• Your objective: Scan the entries below for the word "this". Copy out every line in which it occurs.

• Stored items:
------------------------------------

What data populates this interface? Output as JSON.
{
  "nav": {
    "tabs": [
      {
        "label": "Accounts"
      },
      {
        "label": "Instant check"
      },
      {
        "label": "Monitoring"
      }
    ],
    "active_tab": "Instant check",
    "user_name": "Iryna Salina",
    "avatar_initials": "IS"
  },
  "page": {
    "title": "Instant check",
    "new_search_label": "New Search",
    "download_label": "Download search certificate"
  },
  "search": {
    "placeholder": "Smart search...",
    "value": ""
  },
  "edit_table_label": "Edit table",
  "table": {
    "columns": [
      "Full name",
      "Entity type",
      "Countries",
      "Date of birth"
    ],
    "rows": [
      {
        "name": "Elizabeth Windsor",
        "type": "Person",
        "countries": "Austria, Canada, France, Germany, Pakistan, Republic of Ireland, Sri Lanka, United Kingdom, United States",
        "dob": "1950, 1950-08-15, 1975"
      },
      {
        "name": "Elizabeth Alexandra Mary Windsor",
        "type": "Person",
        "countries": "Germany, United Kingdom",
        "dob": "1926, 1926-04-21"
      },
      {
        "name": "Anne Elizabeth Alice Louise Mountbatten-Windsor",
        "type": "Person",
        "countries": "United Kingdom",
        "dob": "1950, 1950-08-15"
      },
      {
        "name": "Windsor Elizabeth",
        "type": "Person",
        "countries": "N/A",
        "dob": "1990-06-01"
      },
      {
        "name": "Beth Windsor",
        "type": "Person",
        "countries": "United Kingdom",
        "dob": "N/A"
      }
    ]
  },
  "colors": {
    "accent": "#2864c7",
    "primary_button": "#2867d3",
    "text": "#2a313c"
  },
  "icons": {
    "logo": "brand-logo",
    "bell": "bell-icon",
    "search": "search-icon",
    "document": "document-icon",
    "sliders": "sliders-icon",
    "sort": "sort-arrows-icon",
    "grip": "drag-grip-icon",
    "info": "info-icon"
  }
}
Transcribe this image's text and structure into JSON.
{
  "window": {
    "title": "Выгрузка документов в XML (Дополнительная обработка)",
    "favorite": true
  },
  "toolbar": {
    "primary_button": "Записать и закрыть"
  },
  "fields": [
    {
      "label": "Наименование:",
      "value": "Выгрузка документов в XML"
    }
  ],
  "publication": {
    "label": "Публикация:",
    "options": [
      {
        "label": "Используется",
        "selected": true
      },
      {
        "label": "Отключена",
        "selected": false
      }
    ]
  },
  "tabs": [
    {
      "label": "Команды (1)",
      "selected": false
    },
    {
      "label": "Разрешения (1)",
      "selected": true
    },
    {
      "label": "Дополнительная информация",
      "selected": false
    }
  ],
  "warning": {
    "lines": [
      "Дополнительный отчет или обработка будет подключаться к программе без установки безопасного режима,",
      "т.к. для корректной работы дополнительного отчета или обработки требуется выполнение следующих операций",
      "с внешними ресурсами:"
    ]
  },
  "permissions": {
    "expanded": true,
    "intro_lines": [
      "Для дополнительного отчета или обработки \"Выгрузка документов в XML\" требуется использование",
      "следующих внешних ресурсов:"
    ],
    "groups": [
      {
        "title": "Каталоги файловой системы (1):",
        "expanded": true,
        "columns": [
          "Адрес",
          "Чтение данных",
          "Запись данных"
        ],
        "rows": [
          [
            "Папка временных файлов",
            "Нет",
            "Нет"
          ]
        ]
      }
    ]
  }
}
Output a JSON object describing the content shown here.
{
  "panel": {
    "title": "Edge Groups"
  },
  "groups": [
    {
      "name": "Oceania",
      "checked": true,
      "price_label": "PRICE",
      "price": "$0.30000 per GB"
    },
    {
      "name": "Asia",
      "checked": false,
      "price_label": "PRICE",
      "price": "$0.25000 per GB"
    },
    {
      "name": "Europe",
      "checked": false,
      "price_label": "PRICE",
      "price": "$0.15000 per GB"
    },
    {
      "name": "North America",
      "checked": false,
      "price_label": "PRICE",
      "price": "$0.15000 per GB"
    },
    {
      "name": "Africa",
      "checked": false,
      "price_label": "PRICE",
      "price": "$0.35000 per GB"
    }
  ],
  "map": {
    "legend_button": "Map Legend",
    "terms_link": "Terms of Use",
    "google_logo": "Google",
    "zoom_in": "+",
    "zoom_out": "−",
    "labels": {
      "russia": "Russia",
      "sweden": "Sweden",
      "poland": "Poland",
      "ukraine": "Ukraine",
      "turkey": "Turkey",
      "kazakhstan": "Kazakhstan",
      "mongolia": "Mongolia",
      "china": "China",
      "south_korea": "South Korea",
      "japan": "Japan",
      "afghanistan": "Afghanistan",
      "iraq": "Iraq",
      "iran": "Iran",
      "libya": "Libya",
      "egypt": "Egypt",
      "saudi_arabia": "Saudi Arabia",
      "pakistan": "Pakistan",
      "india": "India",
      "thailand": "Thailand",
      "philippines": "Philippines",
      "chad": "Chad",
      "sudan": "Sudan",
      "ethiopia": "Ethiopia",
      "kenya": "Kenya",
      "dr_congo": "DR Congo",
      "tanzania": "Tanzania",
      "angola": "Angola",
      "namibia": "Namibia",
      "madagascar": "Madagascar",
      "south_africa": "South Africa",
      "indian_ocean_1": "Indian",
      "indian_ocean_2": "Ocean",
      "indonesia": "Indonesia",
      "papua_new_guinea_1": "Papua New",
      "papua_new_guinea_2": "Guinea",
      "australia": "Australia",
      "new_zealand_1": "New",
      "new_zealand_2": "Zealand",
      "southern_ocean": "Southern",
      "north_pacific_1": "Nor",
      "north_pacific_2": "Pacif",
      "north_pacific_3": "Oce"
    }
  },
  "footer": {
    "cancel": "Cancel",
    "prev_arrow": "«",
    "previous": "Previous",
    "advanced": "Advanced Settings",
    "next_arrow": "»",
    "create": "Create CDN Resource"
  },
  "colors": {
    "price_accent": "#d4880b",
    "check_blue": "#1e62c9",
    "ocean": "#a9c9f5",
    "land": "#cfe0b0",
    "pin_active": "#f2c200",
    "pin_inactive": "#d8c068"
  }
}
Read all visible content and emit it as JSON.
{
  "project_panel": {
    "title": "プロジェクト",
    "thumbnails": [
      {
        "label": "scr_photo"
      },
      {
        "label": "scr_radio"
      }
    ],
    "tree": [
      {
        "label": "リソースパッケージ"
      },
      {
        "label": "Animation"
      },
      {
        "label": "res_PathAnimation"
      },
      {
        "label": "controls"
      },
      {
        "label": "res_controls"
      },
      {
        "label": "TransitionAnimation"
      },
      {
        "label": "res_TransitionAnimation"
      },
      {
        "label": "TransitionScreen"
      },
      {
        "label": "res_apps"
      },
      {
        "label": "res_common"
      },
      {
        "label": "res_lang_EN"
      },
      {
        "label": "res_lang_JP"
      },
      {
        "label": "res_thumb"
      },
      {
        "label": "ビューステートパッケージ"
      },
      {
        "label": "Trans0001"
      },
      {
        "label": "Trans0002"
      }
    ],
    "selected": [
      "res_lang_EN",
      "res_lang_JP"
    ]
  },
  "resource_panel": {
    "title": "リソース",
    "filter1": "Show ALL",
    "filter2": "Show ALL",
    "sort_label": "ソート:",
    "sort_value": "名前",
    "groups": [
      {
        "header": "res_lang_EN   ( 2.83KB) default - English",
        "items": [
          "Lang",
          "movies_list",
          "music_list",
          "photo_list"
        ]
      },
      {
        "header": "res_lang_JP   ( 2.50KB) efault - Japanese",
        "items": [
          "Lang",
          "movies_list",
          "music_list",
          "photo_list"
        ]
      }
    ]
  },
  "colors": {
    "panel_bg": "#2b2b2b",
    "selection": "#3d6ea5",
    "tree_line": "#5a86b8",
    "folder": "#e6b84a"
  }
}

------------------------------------

• Response to the exercise:
What data populates this interface? Output as JSON.
Transcribe this image's text and structure into JSON.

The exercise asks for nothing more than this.